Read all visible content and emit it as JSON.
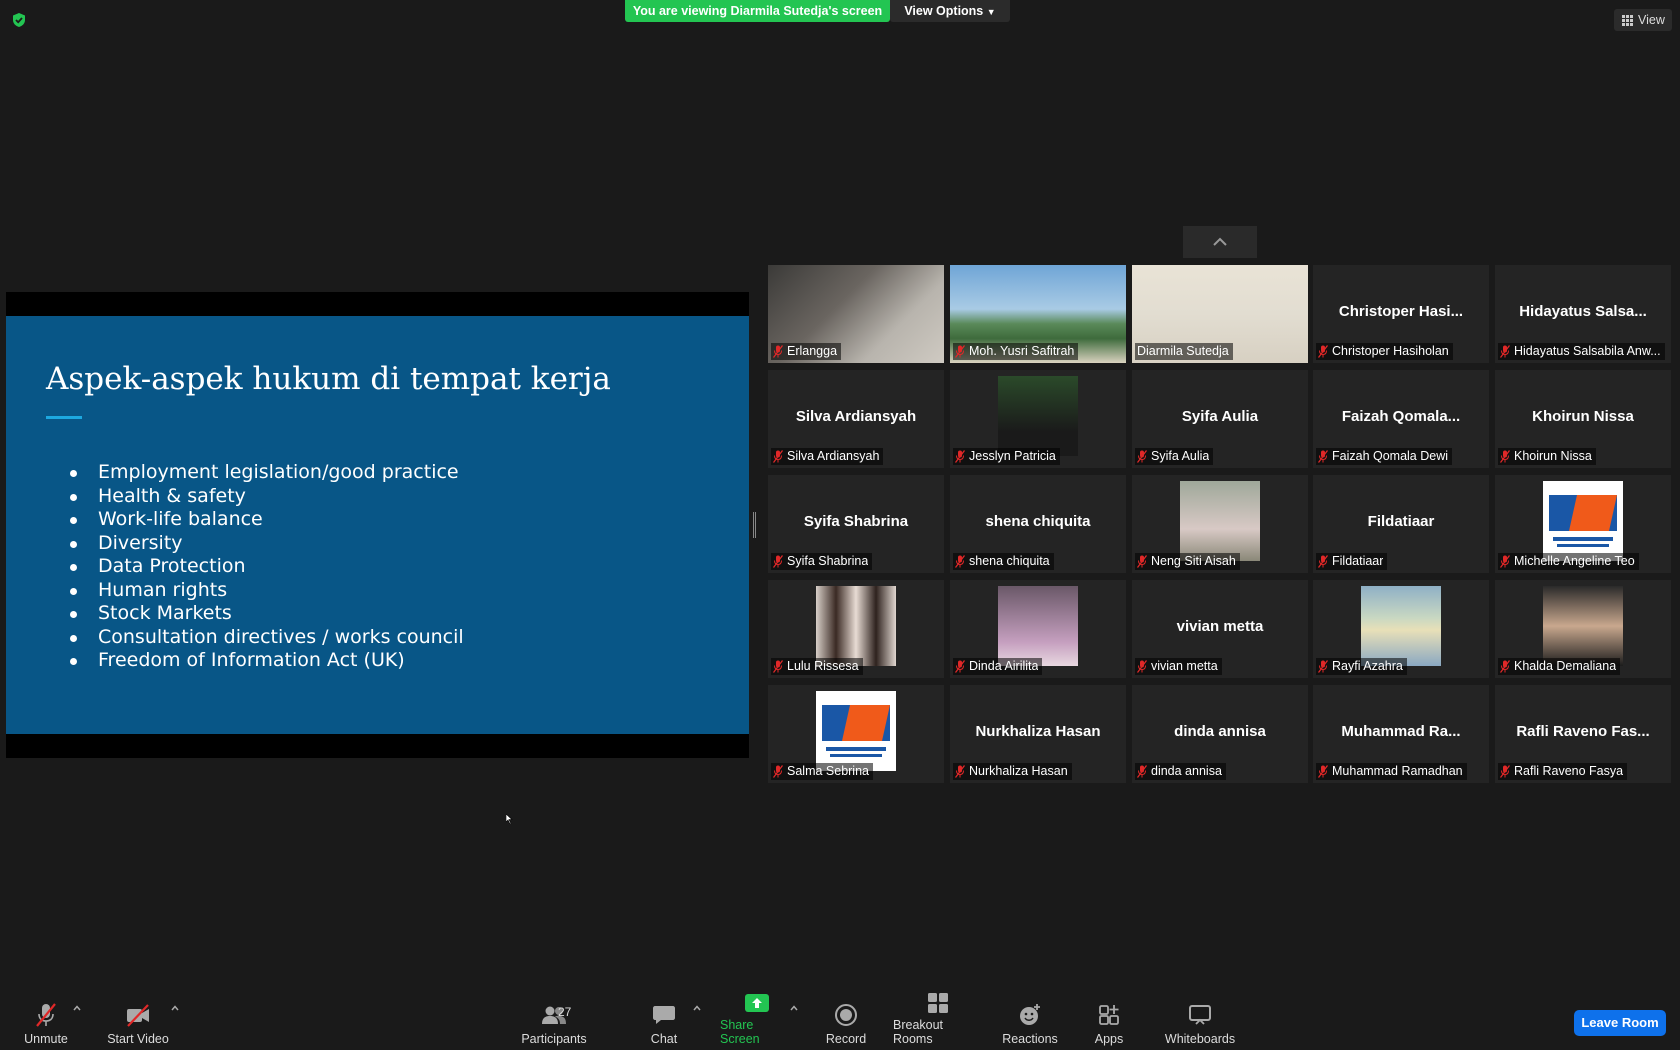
{
  "top": {
    "banner": "You are viewing Diarmila Sutedja's screen",
    "view_options": "View Options",
    "view": "View"
  },
  "slide": {
    "title": "Aspek-aspek hukum di tempat kerja",
    "bullets": [
      "Employment legislation/good practice",
      "Health & safety",
      "Work-life balance",
      "Diversity",
      "Data Protection",
      "Human rights",
      "Stock Markets",
      "Consultation directives / works council",
      "Freedom of Information Act (UK)"
    ]
  },
  "participants": [
    {
      "label": "Erlangga",
      "big": "",
      "kind": "video"
    },
    {
      "label": "Moh. Yusri Safitrah",
      "big": "",
      "kind": "video"
    },
    {
      "label": "Diarmila Sutedja",
      "big": "",
      "kind": "video",
      "active": true
    },
    {
      "label": "Christoper Hasiholan",
      "big": "Christoper  Hasi..."
    },
    {
      "label": "Hidayatus Salsabila Anw...",
      "big": "Hidayatus  Salsa..."
    },
    {
      "label": "Silva Ardiansyah",
      "big": "Silva Ardiansyah"
    },
    {
      "label": "Jesslyn Patricia",
      "big": "",
      "kind": "photo"
    },
    {
      "label": "Syifa Aulia",
      "big": "Syifa Aulia"
    },
    {
      "label": "Faizah Qomala Dewi",
      "big": "Faizah  Qomala..."
    },
    {
      "label": "Khoirun Nissa",
      "big": "Khoirun Nissa"
    },
    {
      "label": "Syifa Shabrina",
      "big": "Syifa Shabrina"
    },
    {
      "label": "shena chiquita",
      "big": "shena chiquita"
    },
    {
      "label": "Neng Siti Aisah",
      "big": "",
      "kind": "photo"
    },
    {
      "label": "Fildatiaar",
      "big": "Fildatiaar"
    },
    {
      "label": "Michelle Angeline Teo",
      "big": "",
      "kind": "logo"
    },
    {
      "label": "Lulu Rissesa",
      "big": "",
      "kind": "photo"
    },
    {
      "label": "Dinda Airilita",
      "big": "",
      "kind": "photo"
    },
    {
      "label": "vivian metta",
      "big": "vivian metta"
    },
    {
      "label": "Rayfi Azahra",
      "big": "",
      "kind": "photo"
    },
    {
      "label": "Khalda Demaliana",
      "big": "",
      "kind": "photo"
    },
    {
      "label": "Salma Sebrina",
      "big": "",
      "kind": "logo"
    },
    {
      "label": "Nurkhaliza Hasan",
      "big": "Nurkhaliza Hasan"
    },
    {
      "label": "dinda annisa",
      "big": "dinda annisa"
    },
    {
      "label": "Muhammad Ramadhan",
      "big": "Muhammad  Ra..."
    },
    {
      "label": "Rafli Raveno Fasya",
      "big": "Rafli Raveno Fas..."
    }
  ],
  "toolbar": {
    "unmute": "Unmute",
    "start_video": "Start Video",
    "participants": "Participants",
    "participants_count": "27",
    "chat": "Chat",
    "share_screen": "Share Screen",
    "record": "Record",
    "breakout_rooms": "Breakout Rooms",
    "reactions": "Reactions",
    "apps": "Apps",
    "whiteboards": "Whiteboards",
    "leave": "Leave Room"
  },
  "colors": {
    "share_green": "#23c552",
    "active_speaker": "#d2f063",
    "leave_blue": "#0e71eb",
    "slide_bg": "#085687"
  }
}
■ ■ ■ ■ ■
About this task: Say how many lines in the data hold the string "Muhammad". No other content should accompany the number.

Answer to this task: 2